One of the most intelligent lawyers who I ever met tells a story about the early days of her marriage as she adapted to the daily routines of domestic life while balancing the pressures of law school. One of the chores which she attended to every week was defrosting her freezer and throwing out the meat that was past its best before date. Yes, from the freezer. Every week. Then, one day, she was chatting with her mother on the phone and lamented the time and money wasted doing this every week. Her mother’s response was one of incredulous laughter. As my friend tells the story, she simply did not know what she did not know.

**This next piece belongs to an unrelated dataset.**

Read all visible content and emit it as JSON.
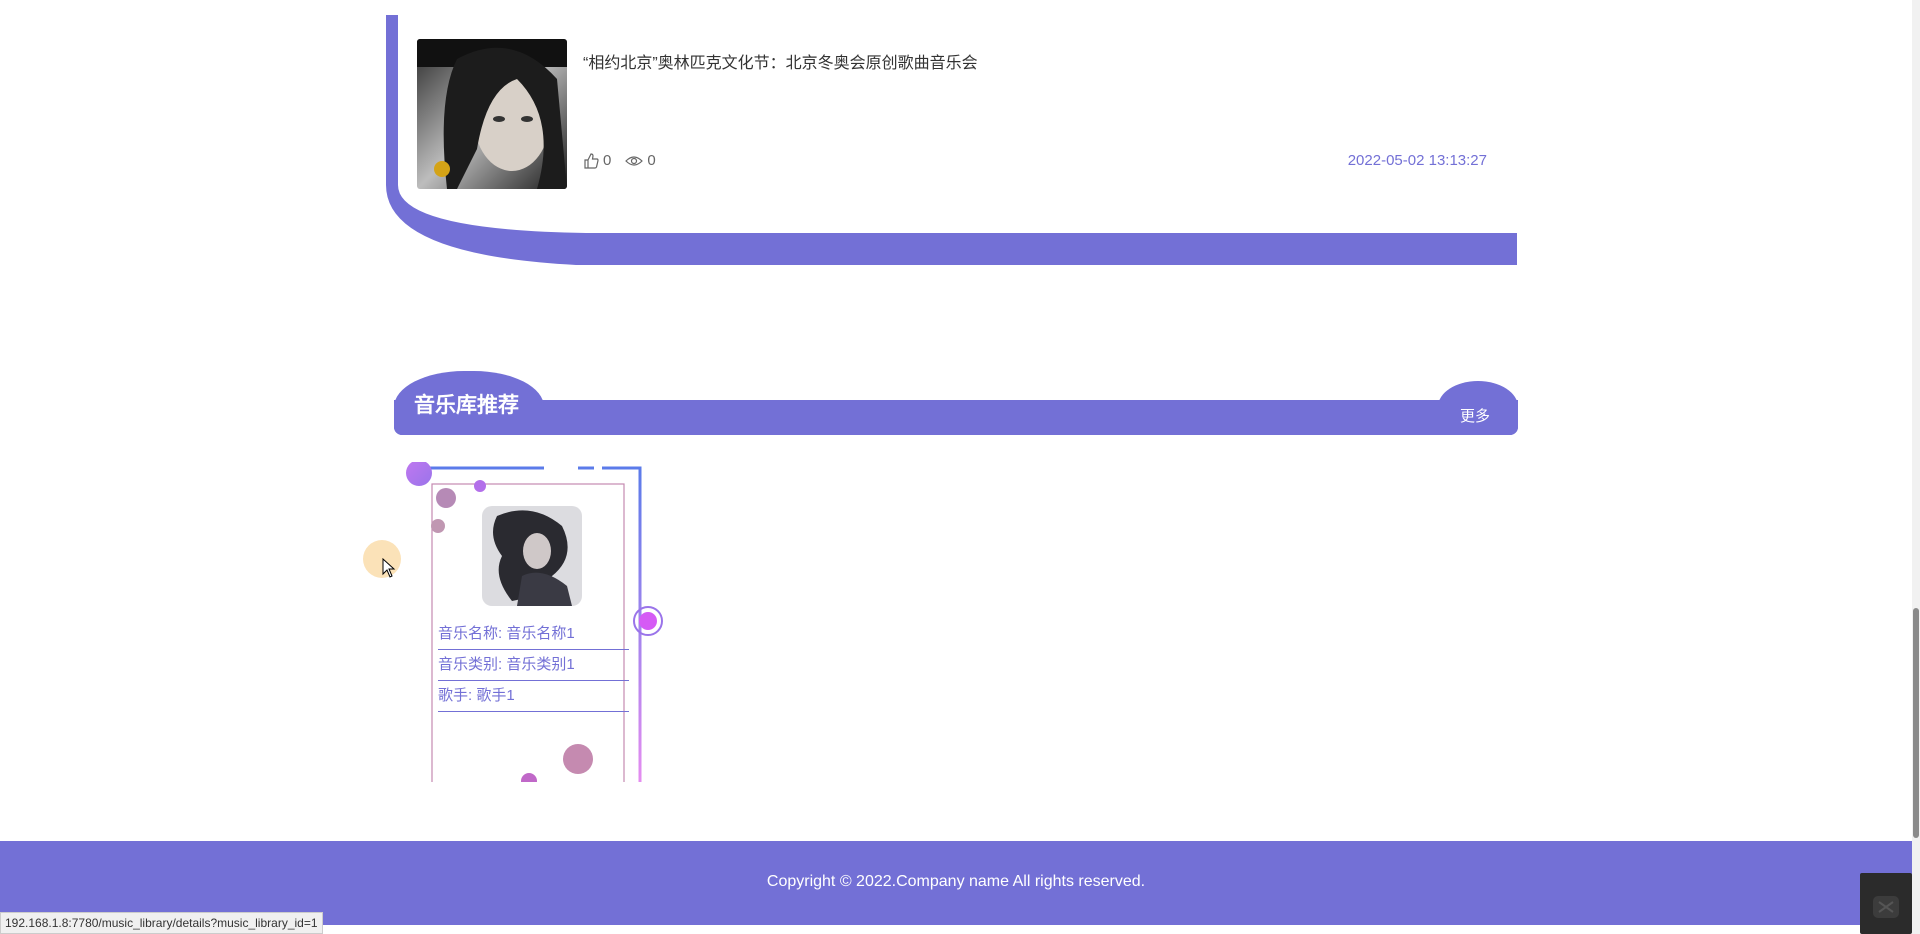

We all have our mental blind spots and do dumb things from time to time. In my friend’s case, she had not received much in the way of training from her parents in what we used to call ‘home economics.’ (If I were not as politically correct as I am, I would have said ‘from her mother,’ and if I were more politically correct than I am (or a little less brave or foolhardy), I would not have included this comment at all.)
In any event, even the smartest of us has their not-so-smart moments. And in our personal lives, it often does not matter much. In our professional lives, our gaffes can have serious consequences. By the nature of our training, lawyers are more sensitive than most professionals to the possibility of legal liability for our mistakes, and we tend to stress about it, especially early in our careers. Over time, we develop knowledge and experience that helps us to avoid many of the easy mistakes. But early in our careers we tend not to know what we do not know, and that is how we get into trouble.
In a perfect world, we would learn about how to handle legal files in law school. In the real world, at least where I live in Ontario, Canada, law schools take the position that it is not their job to teach lawyers how to practice law. The Law Society of Ontario long ago abandoned any pretense of taking responsibility for ensuring that young lawyers are taught the basics of what they have to know to practice law. (They may deny that, but if they do, they have some real ‘splaining’ to do about why so many young lawyers do not in fact have the required knowledge.)
Then there are the law firms. Some law firms provide good training, supervision, and mentoring. Many do not.
So, who is left to ensure that young lawyers are competent before they are unleashed on the unsuspecting public? Strangely enough, it is the young lawyers themselves who must take responsibility for learning how to practice law. And what is even more strange, no one tells them that.
Young lawyers can be forgiven for thinking that having expended a great deal of time and money to graduate law school and complete the licensing process, the ‘system’ will have taught them what they need to know. Sure, the rest of us established lawyers know better, but who among us explains that to them?
The newbies can also be forgiven if they buy into the law firm hype about their continuing education, supervision, and mentoring programs. Some firms do a good job at that. Others do not. Within firms, some partners teach their junior lawyers what they need to know to develop into great professionals. Others only teach them what they need to know to produce billable hours.
And what about the countless newcomers to the profession who immediately launch solo careers? Who is there to provide them with the guidance which they need? Often, nobody.
Which takes us back to the issue of personal responsibility.
Each and every young lawyer has to understand that it is their responsibility to find the training, supervision and mentoring that they need to be competent. It may be somewhat easier for a young lawyer to do this if they join an established firm than if they open a solo practice, but even then, they have to be aware that there is tremendous inconsistency in the experience offered by different firms or even by partners within the same firm. For those who go solo early in their career, it is even more difficult. On the other hand, at least the sole practitioners are not going to be hoodwinked by firm propaganda into believing that they are getting something that they are not. False confidence is worse than no confidence, or even imposter syndrome.
Someone has to tell young lawyers that our system of professional education is not designed to make them competent to practice law. (It would be better if the system actually were designed to do this – it really should be – but that is a topic for another day.) It is only intended to give them the tools that they require to learn what they need to know. It is up to them to be sure that they take the next steps. Educate themselves. Associate with more experienced lawyers. Find mentors. Unfortunately, there is no roadmap.
Welcome to the profession!